Thomas Crane was the eldest son of painter and miniaturist Thomas Crane (1808-1859) and his wife Marie Crane. As with his younger brother, Walter Crane, Thomas was influenced by his father’s craft and skill as a painter to pursue a career in the arts. Though he did not become as famous as his younger brother, Walter, the two Cranes did enter into similar career paths, with Thomas illustrating Christmas cards and children’s books, and designing needlework patterns.
Privately educated in Torquay, England, Thomas Crane was apprenticed to a lawyer and worked at the General Post Office before he decided to devote his time to a career in the arts. In the 1860 and 1870s Crane designed cloth book-bindings for James Burn & Co., a firm that also had connections to W.J. Linton, the engraver with whom his younger brother, Walter, apprenticed. After leaving James Burn & Co., Crane became the Director of Design at the London office of Marcus Ward & Co., where he supervised the design and sale of Christmas cards, a product which was becoming popular in 1880s Victorian England. Marcus Ward & Co. also designed books, and Thomas himself frequently worked on the illustrations for both their Christmas cards and children’s books. Victorian Christmas cards, including those by Marcus Ward & Co., were known for their quality and coveted by art collectors in addition to members of the general public looking for festive and sentimental greetings. Gleeson White, an art critic and first editor of The Studio: An Illustrated Magazine of Fine and Applied Art, commented on Crane’s design and supervision at Marcus Ward & Co. stating that Crane oversaw “a series of cards which—quite apart from the excellence of their pictures, or floral devices—were embellished by most refined and appropriate ornamentation on their borders and backs.” During Thomas Crane’s tenure as Director of Design at Marcus Ward & Co, the firm also produced a number of acclaimed books by Walter Crane and Kate Greenaway.

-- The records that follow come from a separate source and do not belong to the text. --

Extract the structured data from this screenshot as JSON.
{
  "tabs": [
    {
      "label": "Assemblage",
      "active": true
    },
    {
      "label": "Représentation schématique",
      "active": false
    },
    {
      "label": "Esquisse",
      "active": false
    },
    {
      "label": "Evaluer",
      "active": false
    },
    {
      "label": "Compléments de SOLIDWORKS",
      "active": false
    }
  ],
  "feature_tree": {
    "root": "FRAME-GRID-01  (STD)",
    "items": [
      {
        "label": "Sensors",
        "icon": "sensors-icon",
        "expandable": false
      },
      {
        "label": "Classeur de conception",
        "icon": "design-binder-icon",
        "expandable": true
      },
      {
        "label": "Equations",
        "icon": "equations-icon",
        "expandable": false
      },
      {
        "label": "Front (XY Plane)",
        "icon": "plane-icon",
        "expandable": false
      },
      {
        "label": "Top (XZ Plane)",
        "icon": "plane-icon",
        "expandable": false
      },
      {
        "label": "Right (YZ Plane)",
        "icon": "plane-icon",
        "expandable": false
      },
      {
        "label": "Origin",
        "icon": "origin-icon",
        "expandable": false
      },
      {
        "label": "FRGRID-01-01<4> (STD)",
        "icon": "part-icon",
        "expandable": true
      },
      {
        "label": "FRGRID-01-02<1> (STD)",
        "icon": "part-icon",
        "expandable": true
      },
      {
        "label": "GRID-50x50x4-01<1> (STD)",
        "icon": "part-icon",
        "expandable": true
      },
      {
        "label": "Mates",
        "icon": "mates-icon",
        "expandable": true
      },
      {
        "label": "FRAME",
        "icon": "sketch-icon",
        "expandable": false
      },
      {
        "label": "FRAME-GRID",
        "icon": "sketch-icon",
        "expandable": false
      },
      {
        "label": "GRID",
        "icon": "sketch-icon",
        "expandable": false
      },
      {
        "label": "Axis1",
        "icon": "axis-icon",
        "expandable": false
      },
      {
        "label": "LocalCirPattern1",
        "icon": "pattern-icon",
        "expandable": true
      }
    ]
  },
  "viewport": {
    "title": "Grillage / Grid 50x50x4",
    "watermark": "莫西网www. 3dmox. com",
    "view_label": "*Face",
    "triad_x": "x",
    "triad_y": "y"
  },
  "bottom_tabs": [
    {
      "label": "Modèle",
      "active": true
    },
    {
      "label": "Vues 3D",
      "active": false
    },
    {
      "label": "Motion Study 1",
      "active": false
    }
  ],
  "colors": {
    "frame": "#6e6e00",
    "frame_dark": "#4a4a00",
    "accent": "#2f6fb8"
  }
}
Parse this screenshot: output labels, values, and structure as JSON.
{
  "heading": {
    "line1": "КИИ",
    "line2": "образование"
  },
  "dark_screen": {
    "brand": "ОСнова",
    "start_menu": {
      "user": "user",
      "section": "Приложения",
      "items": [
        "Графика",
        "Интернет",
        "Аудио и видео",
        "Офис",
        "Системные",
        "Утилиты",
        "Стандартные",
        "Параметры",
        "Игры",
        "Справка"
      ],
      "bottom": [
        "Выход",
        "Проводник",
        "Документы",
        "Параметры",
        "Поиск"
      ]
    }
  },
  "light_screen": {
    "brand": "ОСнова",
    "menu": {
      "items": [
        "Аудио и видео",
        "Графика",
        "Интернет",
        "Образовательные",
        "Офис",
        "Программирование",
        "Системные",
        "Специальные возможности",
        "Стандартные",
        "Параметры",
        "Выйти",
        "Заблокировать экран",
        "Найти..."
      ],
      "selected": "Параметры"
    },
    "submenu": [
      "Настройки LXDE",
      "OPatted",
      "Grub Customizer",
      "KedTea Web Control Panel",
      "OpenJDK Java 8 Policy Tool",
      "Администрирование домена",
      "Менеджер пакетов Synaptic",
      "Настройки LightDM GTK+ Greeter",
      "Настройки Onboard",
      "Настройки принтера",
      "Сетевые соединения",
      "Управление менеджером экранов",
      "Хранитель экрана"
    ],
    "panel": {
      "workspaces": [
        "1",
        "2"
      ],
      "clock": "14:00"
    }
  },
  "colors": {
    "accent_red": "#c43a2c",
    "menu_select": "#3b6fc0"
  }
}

During the 1880s, Thomas Crane, known for his ornamental designs and embellishments, produced a series of celebrated books with other contemporary illustrators such as his cousin, Ellen Elizabeth Houghton, and John George Sowerby. At Home (1881), Abroad (1882), and At Home Again (1883) were popular sellers and described by Roger Dixon in The Oxford History of the Irish Book as “among the loveliest books ever produced.” In addition to his contribution to children’s books, Thomas was also among several artists chosen to create needlework patterns for the Royal School of Needlework. Among the other artists commissioned for this revival of artistic needlework and ornamental embroidery were William Morris, Edward Burne-Jones, and his brother, Walter Crane. Thomas collaborated on artwork with Walter on a number of occasions, and also with his sister, Lucy, in her publication Lectures on Art, and Formation of Taste from 1882. The book was published by Macmillan the year Lucy died “as a memorial of the author…who versified many of the nursery stories for Mr. Walter Crane’s picture books, arranged the music for ‘The Baby’s Opera,” and translated the ‘Hausmӓrchen’ of the brothers Grimm for the Crane edition.”
In the later years of his life, Thomas began painting landscapes, which remained his primary focus until the end of his career. One of his landscape paintings hung in an exhibition at the Royal Academy in the early 1900s around the time of his death. Thomas Crane became afflicted by paralysis and died somewhat suddenly on May 27, 1903 at the age of fifty-nine.
 Gleeson White, Christmas Cards and their Chief Designers (London: Offices of The Studio, 1895), 16-17.
 Roger Dixon, “Belfast Publishing,” In Murphy, James H., The Oxford History of the Irish Book, Volume IV: The Irish Book in English, 1800–1891 (Oxford: Oxford University Press, 2011), 79.
 W.C., “Thomas Crane,” The Athenaeum Journal of Literature, Science, the Fine Arts, Music, and the Drama, (London: John Edward Francis, Athenaeum Press, 1903), 729.
Corryn Kosik, Rockwell Center Fellow, May 2018
Illustrations by Thomas Crane
Bland, David. A History of Book Illustration. Cleveland, OH: The World Publishing Company, 1958.
Dixon, Roger. “Belfast Publishing.” In Murphy, James H. The Oxford History of the Irish Book,Volume IV: The Irish Book in English, 1800-1891. Oxford: Oxford University Press, 2011.
Lockwood, Mary S. Art Embroidery: A Treatise on the Revived Practice of Decorative Needlework. London: M. Ward and Company, 1878.
W.C. “Thomas Crane.” The Athenaeum Journal of Literature, Science, the Fine Arts, Music, and the Drama, No. 3945, June 6, 1903.
White, Gleeson. “Children’s Books and their Illustrators.” The Studio. London: Offices of “The Studio,” 1897.
White, Gleeson. Christmas Cards and their Chief Designers. London: Offices of “The Studio,” 1895.